━━━ PROVIDED RECORDS ━━━

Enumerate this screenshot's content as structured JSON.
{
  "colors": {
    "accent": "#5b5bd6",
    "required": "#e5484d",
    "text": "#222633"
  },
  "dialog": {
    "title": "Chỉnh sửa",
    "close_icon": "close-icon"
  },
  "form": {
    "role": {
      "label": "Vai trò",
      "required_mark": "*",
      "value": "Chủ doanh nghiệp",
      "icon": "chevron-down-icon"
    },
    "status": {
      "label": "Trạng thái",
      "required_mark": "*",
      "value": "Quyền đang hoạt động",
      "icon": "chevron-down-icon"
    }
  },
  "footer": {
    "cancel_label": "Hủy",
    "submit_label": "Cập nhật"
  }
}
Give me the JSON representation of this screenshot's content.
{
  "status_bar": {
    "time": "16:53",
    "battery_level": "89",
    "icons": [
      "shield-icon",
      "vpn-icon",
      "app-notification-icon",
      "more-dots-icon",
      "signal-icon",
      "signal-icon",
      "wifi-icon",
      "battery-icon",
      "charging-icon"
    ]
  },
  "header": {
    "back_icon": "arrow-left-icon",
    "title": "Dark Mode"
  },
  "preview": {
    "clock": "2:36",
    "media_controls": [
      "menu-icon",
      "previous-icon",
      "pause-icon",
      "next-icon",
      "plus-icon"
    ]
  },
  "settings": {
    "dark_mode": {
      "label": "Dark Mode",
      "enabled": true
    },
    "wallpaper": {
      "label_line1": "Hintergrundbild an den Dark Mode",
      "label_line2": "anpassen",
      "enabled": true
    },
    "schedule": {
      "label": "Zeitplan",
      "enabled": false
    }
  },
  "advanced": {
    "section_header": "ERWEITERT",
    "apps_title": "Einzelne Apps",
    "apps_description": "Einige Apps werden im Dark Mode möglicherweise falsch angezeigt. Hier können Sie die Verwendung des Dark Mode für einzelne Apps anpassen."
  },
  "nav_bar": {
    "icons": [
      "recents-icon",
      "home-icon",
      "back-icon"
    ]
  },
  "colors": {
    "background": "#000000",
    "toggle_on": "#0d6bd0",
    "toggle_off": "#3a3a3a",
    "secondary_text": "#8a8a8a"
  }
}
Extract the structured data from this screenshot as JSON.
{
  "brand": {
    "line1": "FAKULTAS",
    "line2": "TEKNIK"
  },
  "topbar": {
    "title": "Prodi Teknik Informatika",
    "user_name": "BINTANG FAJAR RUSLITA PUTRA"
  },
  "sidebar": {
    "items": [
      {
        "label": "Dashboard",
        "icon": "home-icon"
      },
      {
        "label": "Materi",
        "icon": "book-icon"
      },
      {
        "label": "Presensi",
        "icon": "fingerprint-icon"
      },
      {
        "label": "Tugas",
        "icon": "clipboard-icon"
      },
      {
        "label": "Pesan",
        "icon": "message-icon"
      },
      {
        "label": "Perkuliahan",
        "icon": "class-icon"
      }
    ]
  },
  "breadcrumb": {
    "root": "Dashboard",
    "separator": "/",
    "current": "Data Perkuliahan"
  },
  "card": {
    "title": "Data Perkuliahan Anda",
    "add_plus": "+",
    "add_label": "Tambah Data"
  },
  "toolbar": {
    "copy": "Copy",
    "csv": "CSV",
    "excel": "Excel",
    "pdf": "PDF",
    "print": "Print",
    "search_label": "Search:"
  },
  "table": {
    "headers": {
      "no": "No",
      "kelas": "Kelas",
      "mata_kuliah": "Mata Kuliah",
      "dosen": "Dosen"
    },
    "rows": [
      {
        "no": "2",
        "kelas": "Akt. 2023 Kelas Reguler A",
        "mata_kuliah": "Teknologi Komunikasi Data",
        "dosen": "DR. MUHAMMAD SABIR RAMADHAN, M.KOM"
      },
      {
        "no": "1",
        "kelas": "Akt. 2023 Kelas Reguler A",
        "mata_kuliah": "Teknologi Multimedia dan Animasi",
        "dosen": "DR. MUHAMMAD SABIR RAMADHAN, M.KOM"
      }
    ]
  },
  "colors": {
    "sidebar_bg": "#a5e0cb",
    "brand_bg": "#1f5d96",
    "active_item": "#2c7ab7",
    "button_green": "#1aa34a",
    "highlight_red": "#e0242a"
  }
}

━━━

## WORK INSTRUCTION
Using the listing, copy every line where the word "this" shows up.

## SOLUTION
Enumerate this screenshot's content as structured JSON.
Give me the JSON representation of this screenshot's content.
Extract the structured data from this screenshot as JSON.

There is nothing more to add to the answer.